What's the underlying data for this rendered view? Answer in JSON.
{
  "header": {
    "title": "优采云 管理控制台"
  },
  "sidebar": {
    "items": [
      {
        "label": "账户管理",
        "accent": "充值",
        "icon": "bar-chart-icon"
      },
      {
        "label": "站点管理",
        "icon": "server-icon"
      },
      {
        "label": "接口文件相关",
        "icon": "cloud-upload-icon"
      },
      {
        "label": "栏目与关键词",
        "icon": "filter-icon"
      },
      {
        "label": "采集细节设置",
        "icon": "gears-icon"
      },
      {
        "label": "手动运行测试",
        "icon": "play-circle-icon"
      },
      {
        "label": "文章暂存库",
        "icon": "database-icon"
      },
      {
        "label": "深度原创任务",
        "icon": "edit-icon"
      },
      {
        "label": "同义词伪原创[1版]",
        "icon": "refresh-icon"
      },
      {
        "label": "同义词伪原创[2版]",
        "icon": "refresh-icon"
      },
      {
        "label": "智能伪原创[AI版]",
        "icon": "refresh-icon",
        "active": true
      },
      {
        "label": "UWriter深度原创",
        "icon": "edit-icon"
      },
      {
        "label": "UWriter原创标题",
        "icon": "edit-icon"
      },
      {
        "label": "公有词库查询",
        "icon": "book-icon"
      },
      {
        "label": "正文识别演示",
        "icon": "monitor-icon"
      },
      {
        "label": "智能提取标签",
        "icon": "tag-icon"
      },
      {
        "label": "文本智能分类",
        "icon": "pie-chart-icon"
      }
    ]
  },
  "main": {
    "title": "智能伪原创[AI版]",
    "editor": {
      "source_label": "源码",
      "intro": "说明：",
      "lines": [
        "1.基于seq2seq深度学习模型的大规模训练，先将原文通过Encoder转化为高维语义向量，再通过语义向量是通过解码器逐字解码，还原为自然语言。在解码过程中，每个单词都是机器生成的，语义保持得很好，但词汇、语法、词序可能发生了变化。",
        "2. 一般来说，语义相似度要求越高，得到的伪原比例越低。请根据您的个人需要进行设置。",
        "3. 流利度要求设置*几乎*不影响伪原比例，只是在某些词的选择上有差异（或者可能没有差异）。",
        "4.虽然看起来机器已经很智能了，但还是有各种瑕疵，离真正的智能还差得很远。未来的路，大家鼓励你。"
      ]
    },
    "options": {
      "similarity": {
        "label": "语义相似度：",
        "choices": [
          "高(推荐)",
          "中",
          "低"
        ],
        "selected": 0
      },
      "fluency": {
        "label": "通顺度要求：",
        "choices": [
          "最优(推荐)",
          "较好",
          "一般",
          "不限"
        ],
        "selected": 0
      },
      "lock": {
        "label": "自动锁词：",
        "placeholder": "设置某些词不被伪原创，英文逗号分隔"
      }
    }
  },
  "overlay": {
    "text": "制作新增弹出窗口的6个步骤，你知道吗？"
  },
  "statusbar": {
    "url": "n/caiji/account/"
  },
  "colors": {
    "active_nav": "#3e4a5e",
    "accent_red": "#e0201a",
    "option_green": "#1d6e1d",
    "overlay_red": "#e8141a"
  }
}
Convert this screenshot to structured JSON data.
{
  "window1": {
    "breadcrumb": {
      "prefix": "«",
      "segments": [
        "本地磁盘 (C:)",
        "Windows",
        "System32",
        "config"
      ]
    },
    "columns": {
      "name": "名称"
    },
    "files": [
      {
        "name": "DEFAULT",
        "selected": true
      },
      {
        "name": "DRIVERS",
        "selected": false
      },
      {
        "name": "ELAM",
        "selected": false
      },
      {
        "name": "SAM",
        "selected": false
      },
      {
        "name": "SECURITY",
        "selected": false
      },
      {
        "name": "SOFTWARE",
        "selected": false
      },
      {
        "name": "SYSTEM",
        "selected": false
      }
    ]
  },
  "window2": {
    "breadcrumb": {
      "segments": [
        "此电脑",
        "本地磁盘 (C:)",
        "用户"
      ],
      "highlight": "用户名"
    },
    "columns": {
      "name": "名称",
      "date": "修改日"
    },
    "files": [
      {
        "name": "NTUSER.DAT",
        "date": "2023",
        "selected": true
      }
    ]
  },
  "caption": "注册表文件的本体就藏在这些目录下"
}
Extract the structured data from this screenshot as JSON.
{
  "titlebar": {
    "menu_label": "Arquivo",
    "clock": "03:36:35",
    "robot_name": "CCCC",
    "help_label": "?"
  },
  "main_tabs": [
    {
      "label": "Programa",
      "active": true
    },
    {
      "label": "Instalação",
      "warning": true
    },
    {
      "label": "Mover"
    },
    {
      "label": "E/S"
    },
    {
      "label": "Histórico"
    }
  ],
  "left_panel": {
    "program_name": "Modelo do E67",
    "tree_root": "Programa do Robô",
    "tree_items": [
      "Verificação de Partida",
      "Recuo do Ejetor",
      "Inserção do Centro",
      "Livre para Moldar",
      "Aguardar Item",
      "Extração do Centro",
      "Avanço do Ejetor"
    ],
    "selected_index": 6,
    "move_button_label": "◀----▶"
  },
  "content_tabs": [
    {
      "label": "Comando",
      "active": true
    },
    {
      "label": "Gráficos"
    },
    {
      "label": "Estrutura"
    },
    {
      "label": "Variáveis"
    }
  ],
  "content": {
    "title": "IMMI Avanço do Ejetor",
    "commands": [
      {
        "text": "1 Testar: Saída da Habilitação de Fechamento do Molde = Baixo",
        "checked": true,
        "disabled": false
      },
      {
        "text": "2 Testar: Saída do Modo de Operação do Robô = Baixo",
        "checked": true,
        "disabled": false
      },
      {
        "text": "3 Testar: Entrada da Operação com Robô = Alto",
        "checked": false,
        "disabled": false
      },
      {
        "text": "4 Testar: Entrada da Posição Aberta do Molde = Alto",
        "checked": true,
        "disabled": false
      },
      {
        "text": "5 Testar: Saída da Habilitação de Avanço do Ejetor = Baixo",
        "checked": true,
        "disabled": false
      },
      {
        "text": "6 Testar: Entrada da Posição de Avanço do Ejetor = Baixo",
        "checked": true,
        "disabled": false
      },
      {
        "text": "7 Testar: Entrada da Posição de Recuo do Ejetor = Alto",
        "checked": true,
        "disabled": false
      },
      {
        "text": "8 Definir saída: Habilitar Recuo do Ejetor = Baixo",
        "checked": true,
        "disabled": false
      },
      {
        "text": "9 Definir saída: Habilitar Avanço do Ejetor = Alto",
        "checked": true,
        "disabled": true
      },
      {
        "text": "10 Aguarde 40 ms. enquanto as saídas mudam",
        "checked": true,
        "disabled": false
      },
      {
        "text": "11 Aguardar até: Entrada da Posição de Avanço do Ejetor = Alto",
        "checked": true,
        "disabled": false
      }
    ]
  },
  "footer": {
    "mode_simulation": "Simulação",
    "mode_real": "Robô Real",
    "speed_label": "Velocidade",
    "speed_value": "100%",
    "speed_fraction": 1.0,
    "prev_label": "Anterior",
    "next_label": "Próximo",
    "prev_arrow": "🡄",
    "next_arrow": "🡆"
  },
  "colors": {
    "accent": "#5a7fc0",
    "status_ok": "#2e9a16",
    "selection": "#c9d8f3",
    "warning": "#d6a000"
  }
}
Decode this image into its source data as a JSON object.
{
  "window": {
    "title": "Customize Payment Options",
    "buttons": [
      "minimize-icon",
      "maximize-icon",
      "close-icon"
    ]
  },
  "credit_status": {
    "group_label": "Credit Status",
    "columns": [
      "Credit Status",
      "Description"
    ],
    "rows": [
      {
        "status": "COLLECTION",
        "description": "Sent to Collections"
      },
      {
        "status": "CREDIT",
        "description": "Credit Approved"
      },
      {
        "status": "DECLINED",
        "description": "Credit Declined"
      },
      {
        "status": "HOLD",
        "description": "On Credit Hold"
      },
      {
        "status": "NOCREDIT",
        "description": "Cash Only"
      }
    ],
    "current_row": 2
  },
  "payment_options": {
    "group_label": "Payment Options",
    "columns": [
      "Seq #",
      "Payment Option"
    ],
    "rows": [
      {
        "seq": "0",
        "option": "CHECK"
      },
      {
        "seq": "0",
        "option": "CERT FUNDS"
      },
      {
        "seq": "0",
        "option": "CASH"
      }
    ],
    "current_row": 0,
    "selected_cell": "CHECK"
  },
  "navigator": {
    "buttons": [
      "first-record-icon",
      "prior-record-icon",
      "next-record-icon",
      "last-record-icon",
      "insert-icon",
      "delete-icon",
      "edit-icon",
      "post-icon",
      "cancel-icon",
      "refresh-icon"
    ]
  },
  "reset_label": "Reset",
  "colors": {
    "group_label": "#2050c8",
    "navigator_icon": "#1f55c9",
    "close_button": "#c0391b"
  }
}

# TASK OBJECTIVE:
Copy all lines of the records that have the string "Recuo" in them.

# SOLUTION TO THIS TASK:
      "Recuo do Ejetor",
        "text": "7 Testar: Entrada da Posição de Recuo do Ejetor = Alto",
        "text": "8 Definir saída: Habilitar Recuo do Ejetor = Baixo",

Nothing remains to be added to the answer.